"Living in a State of Filth and Indifference to… their Health”: Weather, Public Health and Urban Governance in Georgetown, Penang, c. 1840-1930 by Dr Fiona Williamson
Date : 04 Jul 2017
Time : 16:00 - 17:30
Venue : Asia Research Institute, Seminar Room
AS8 Level 4, 10 Kent Ridge Crescent, Singapore 119260
National University of Singapore @ KRC


Prof Mike Douglass, Asia Research Institute, and Lee Kuan Yew School of Public Policy, National University of Singapore


This seminar will explore urban planning, public health and the weather in George Town, Penang. Weather, urban planning and public health were (and still are) integrally connected but little research has connected climatic factors with the health and urban planning of this town. The framing of this relationship has undergone significant shifts in thinking and appearance over time. Parallel to this, ideas about public health and climate changed dramatically over this period. One lens into these processes is the situation and expression of health and climatic concerns within governmental structures. Central to the argument is the premise of transition and experiential factors. Flood management, meteorological research, ideas about climate and public health, water supply, drainage and sanitation were linked, essential facets of urban development. Climate and extremes of weather, public health, and town planning were all dealt with by government departments. Over the period in question however, scientific knowledge, the general public’s expectations of government, the direction of planning, and the structures of local governance, shifted. The study therefore offers insight into the processes of knowledge making and social expectation over a long period. This seminar will start by exploring the situation facing the settlement’s inhabitants, in terms of specific climate and health challenges. It will then consider how these challenges were addressed, why and by whom, and how these elements were repositioned over the period in question.


Fiona Williamson is a Research Fellow in the Asian Urbanism cluster of Asia Research Institute (ARI). Her published and forthcoming work examines a range of issues connected to flooding, public health, historical climate (and climate change), and the history of meteorology in British Malaya and Hong Kong. The research for this paper developed out of a Wellcome Trust funded project: “Historical Perspectives on the Interplay between Public Health and Urban Planning in Penang, Malaysia”.

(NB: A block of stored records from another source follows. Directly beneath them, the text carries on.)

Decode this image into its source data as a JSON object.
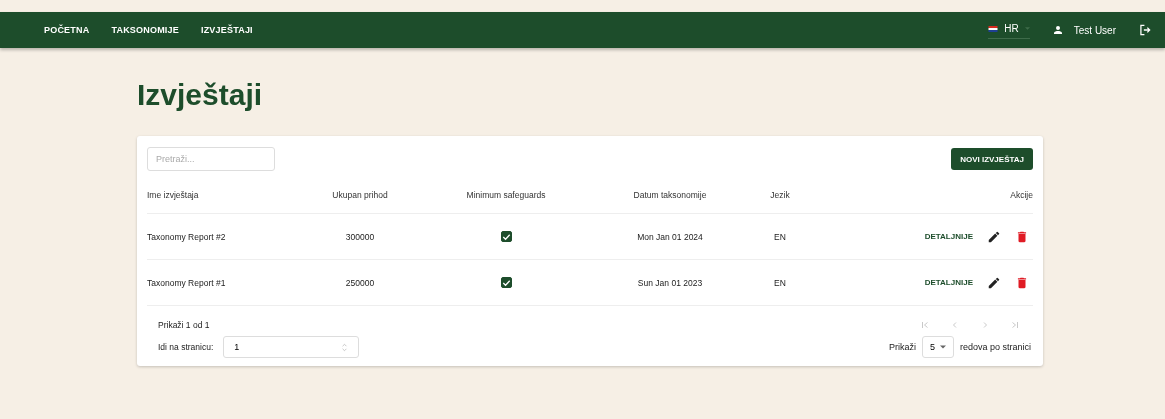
{
  "nav": {
    "items": [
      {
        "label": "POČETNA"
      },
      {
        "label": "TAKSONOMIJE"
      },
      {
        "label": "IZVJEŠTAJI"
      }
    ],
    "language": "HR",
    "user": "Test User"
  },
  "page_title": "Izvještaji",
  "search": {
    "placeholder": "Pretraži..."
  },
  "new_button": "NOVI IZVJEŠTAJ",
  "table": {
    "columns": [
      "Ime izvještaja",
      "Ukupan prihod",
      "Minimum safeguards",
      "Datum taksonomije",
      "Jezik",
      "Akcije"
    ],
    "rows": [
      {
        "name": "Taxonomy Report #2",
        "revenue": "300000",
        "safeguards": true,
        "date": "Mon Jan 01 2024",
        "language": "EN",
        "details": "DETALJNIJE"
      },
      {
        "name": "Taxonomy Report #1",
        "revenue": "250000",
        "safeguards": true,
        "date": "Sun Jan 01 2023",
        "language": "EN",
        "details": "DETALJNIJE"
      }
    ]
  },
  "pagination": {
    "summary": "Prikaži 1 od 1",
    "goto_label": "Idi na stranicu:",
    "goto_value": "1",
    "buttons": [
      {
        "kind": "first",
        "disabled": true
      },
      {
        "kind": "prev",
        "disabled": true
      },
      {
        "kind": "next",
        "disabled": true
      },
      {
        "kind": "last",
        "disabled": true
      }
    ],
    "show_label": "Prikaži",
    "page_size": "5",
    "rows_label": "redova po stranici"
  }
}
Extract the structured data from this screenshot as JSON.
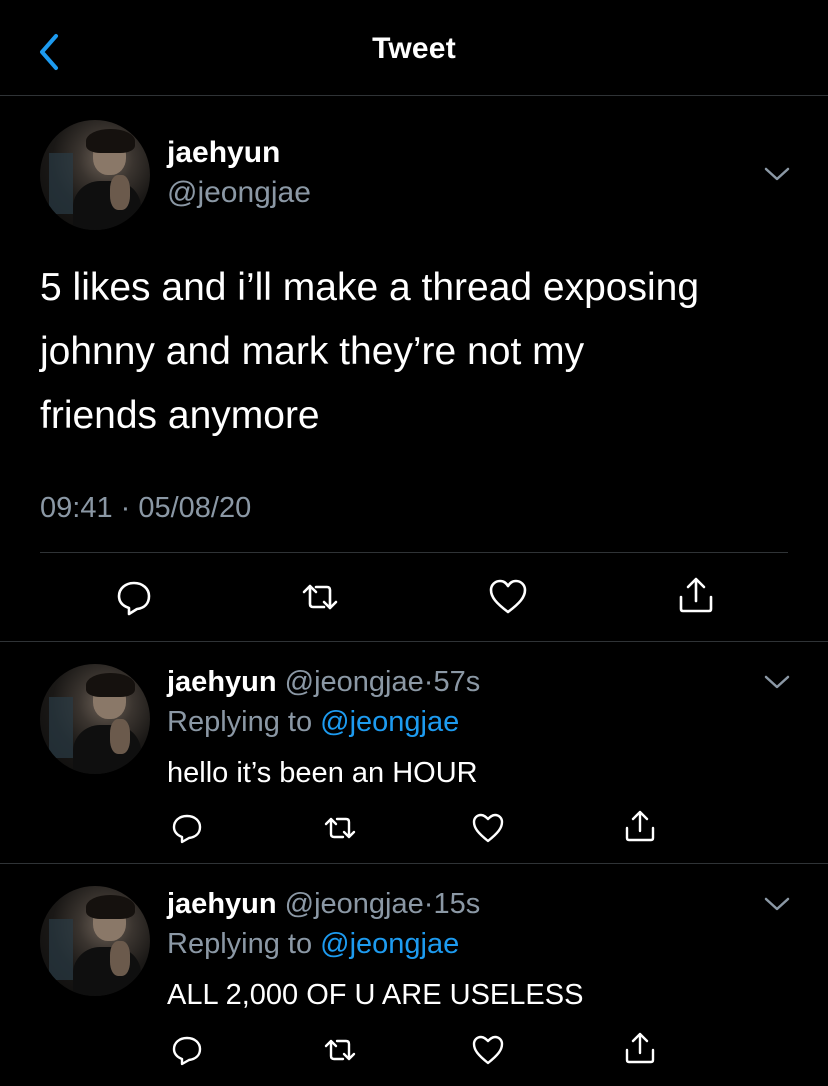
{
  "header": {
    "title": "Tweet"
  },
  "main_tweet": {
    "name": "jaehyun",
    "handle": "@jeongjae",
    "text_lines": [
      "5 likes and i’ll make a thread exposing",
      "johnny and mark they’re not my",
      "friends anymore"
    ],
    "timestamp": "09:41 · 05/08/20"
  },
  "replies": [
    {
      "name": "jaehyun",
      "handle": "@jeongjae",
      "separator": "·",
      "time": "57s",
      "replying_prefix": "Replying to",
      "replying_to": "@jeongjae",
      "text": "hello it’s been an HOUR"
    },
    {
      "name": "jaehyun",
      "handle": "@jeongjae",
      "separator": "·",
      "time": "15s",
      "replying_prefix": "Replying to",
      "replying_to": "@jeongjae",
      "text": "ALL 2,000 OF U ARE USELESS"
    }
  ],
  "icons": {
    "back": "chevron-left-icon",
    "more": "chevron-down-icon",
    "reply": "reply-bubble-icon",
    "retweet": "retweet-icon",
    "like": "heart-icon",
    "share": "share-icon"
  },
  "colors": {
    "background": "#000000",
    "text": "#ffffff",
    "secondary_text": "#8b98a5",
    "accent": "#1d9bf0",
    "divider": "#2f3336"
  }
}
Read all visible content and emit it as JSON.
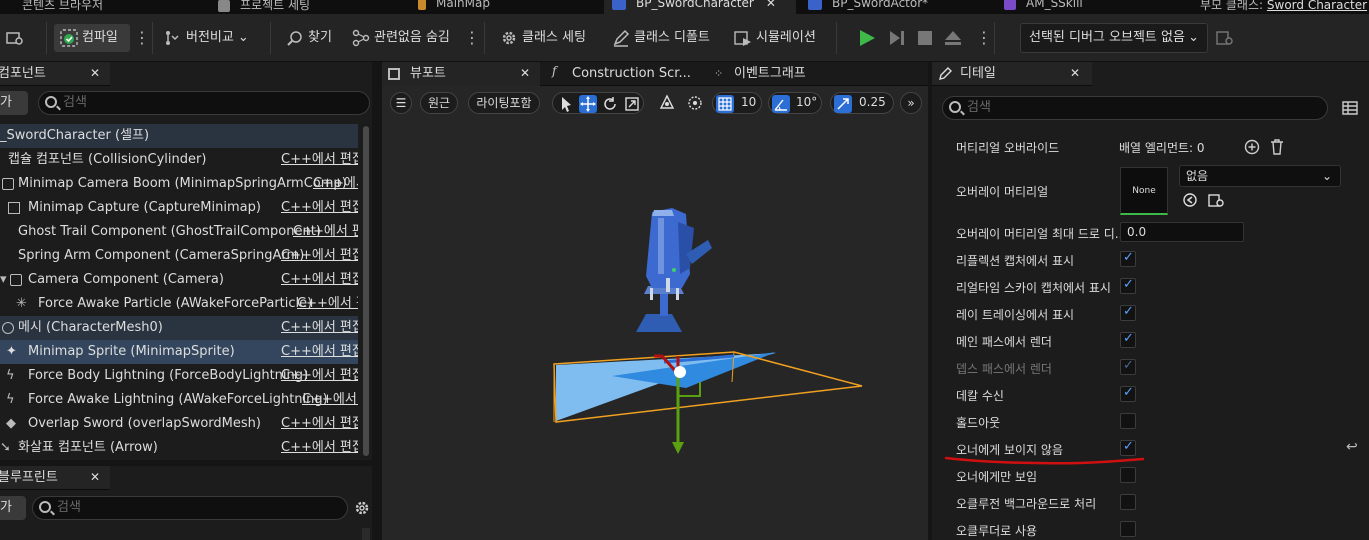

Admission is free. We would greatly appreciate if you click on the "Register" button above to RSVP.

Contact Person(s)
Minghua TAY